‘Banksy: The Man Behind the Wall Review’ – ‘Gloriously Unspoilt by Progress’

Writing a biography of an anonymous artist seems like an impossible task…or maybe not when the subject is also world famous. The unidentified graffiti artist known as Banksy has turned himself into a faceless icon in recent years with high-profile stunts such as gluing his own art on museum gallery walls and painting … Continue reading

‘The Hunt’ Review: A Surprising Page Turner

To many out there, the recent vampire fad may be exhausting itself. Vampire stories have been told countless times and in countless variations, but The Hunt, by Andrew Fukuda, is an interesting take on the tale and worth the read for fans of the genre. The Hunt is targeted to the … Continue reading

‘The Aylesford Skull’ Review: A Rip-Roaring Steampunk Adventure

Steampunk! Strap on your goggles, grab your ferret and fill up your zeppelin with hydrogen, because it’s time to read The Aylesford Skull, the latest of James P. Blaylock’s novels featuring his popular protagonist Langdon St. Ives. St. Ives is described on the jacket as “brilliant but eccentric,” though in … Continue reading

‘Tank Girl’ Review: The Power of Carioca Harnessed

Tank Girl has been in print for about as long as I’ve been alive. The post-apocalyptic feminine-yet-macho woman in a tank cropped up initially where most dream girls emerge: pop-punk songs. TG’s creators, Alan Martin and Jamie Hewlett, attended art school and spent their good ol’ days together at the Carioca, … Continue reading

Silhouettes: Show us what we love

Olly Moss is somewhat of a storyteller, in that he knows how to evoke feelings of commonality through images of our shared humanity. In Silhouettes from Popular Culture, he gives his audience a chance to tell their stories. At first, one might want to quickly flip through the book to … Continue reading

‘Innocence once lost cannot be regained.’: ‘Father Gaetano’s Puppet Catechism’ Reviewed

Just in time for Halloween, longtime collaborators Christopher Golden and Hellboy creator Mike Mignola have successfully reunited for the illustrated horror novella, Father Gaetano’s Puppet Catechism. The novella, largely marketed toward fans of the American television series The Twilight Zone (created by Rod Serling), takes place after a critical battle during World War II in the … Continue reading

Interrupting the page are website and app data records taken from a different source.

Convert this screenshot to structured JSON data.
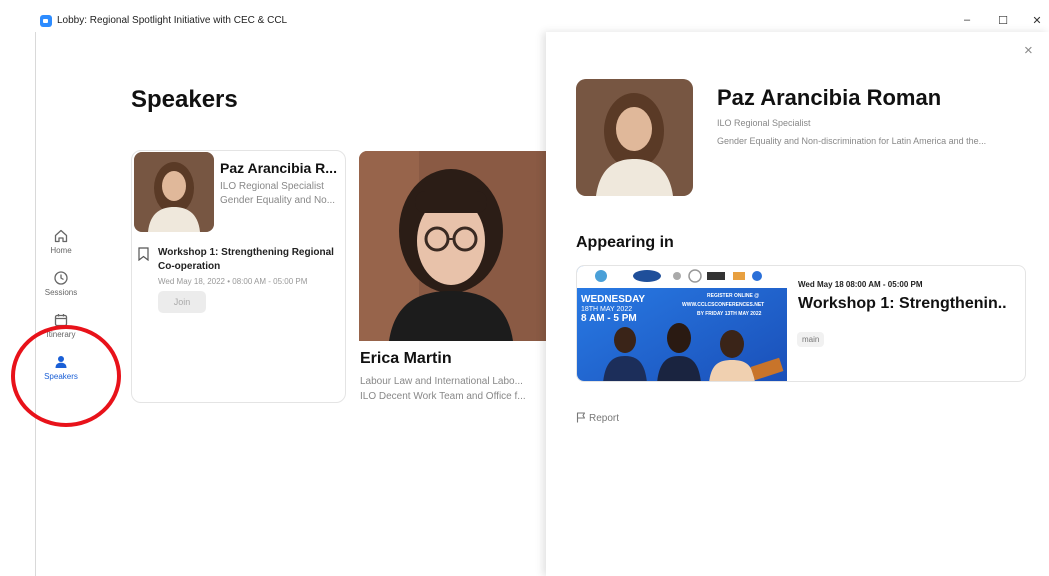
{
  "window": {
    "title": "Lobby: Regional Spotlight Initiative with CEC & CCL",
    "controls": {
      "minimize": "–",
      "maximize": "☐",
      "close": "✕"
    }
  },
  "nav": {
    "items": [
      {
        "label": "Home",
        "icon": "home-icon"
      },
      {
        "label": "Sessions",
        "icon": "clock-icon"
      },
      {
        "label": "Itinerary",
        "icon": "calendar-icon"
      },
      {
        "label": "Speakers",
        "icon": "person-icon",
        "active": true
      }
    ]
  },
  "page": {
    "title": "Speakers"
  },
  "speakers": [
    {
      "name": "Paz Arancibia R...",
      "role": "ILO Regional Specialist",
      "desc": "Gender Equality and No...",
      "session": {
        "title": "Workshop 1: Strengthening Regional Co-operation",
        "time": "Wed May 18, 2022 • 08:00 AM - 05:00 PM",
        "join_label": "Join"
      }
    },
    {
      "name": "Erica Martin",
      "role": "Labour Law and International Labo...",
      "desc": "ILO Decent Work Team and Office f..."
    }
  ],
  "panel": {
    "close": "×",
    "name": "Paz Arancibia Roman",
    "role": "ILO Regional Specialist",
    "desc": "Gender Equality and Non-discrimination for Latin America and the...",
    "appearing_heading": "Appearing in",
    "event": {
      "time": "Wed May 18 08:00 AM - 05:00 PM",
      "title": "Workshop 1: Strengthenin..",
      "tag": "main",
      "banner": {
        "day": "WEDNESDAY",
        "date": "18TH MAY 2022",
        "hours": "8 AM - 5 PM",
        "register_line1": "REGISTER ONLINE @",
        "register_line2": "WWW.CCLCSCONFERENCES.NET",
        "register_line3": "BY FRIDAY 13TH MAY 2022"
      }
    },
    "report_label": "Report"
  },
  "colors": {
    "accent": "#1a5fd6",
    "annotation": "#e8121a",
    "banner_bg": "#1f6fd8"
  }
}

Don’t Hate Me Because I’m Beautiful, Hate Me Because You Think I’m A Murderess: James M. Cain’s ‘The Cocktail Waitress’ Reviewed

You’ve probably heard of James M. Cain, even if you haven’t. At any rate, you can probably visualize a 1930s-40s private detective—a black and white image of a chain-smoking, fedora-wearing, wisecracker striped by the shadow of some thick window blinds. It’s probably Humphrey Bogart. That’s the image that people get … Continue reading

The All-Gay Superhero Gang that Beats up Other Queers – ‘Spandex: Fast and Hard’ Reviewed

Without even knowing it, we make assumptions about people every day. This subconscious need to categorize individuals based upon our assumptions is a pretty common process. Martin Eden, the creator of Spandex: Fast and Hard, illustrates this tendency in a light-hearted way with his action league of LGBT folks in … Continue reading

‘The Weight of the Nation’ – An HBO Documentary – Companion Book Review

Guess what? America is fat. I’m sure that a part of you already knows this just by walking down the street, shopping at your local stores and malls, going to movie theaters, and just living in the USA. I don’t say this to sound insensitive or mean about it, but … Continue reading

An Uncharted ‘Uprising’: Paving the Path for the Occupy Movement and the Recall of Wisconsin Governor Scott Walker

There’s a downside to John Nichols’ book Uprising: How Wisconsin Renewed the Politics of Protest, from Madison to Wall Street (2012). It’s basic, a record of recent events and an amplification of news stories and essays that Nichols published as a political writer for the Nation magazine and as an editor … Continue reading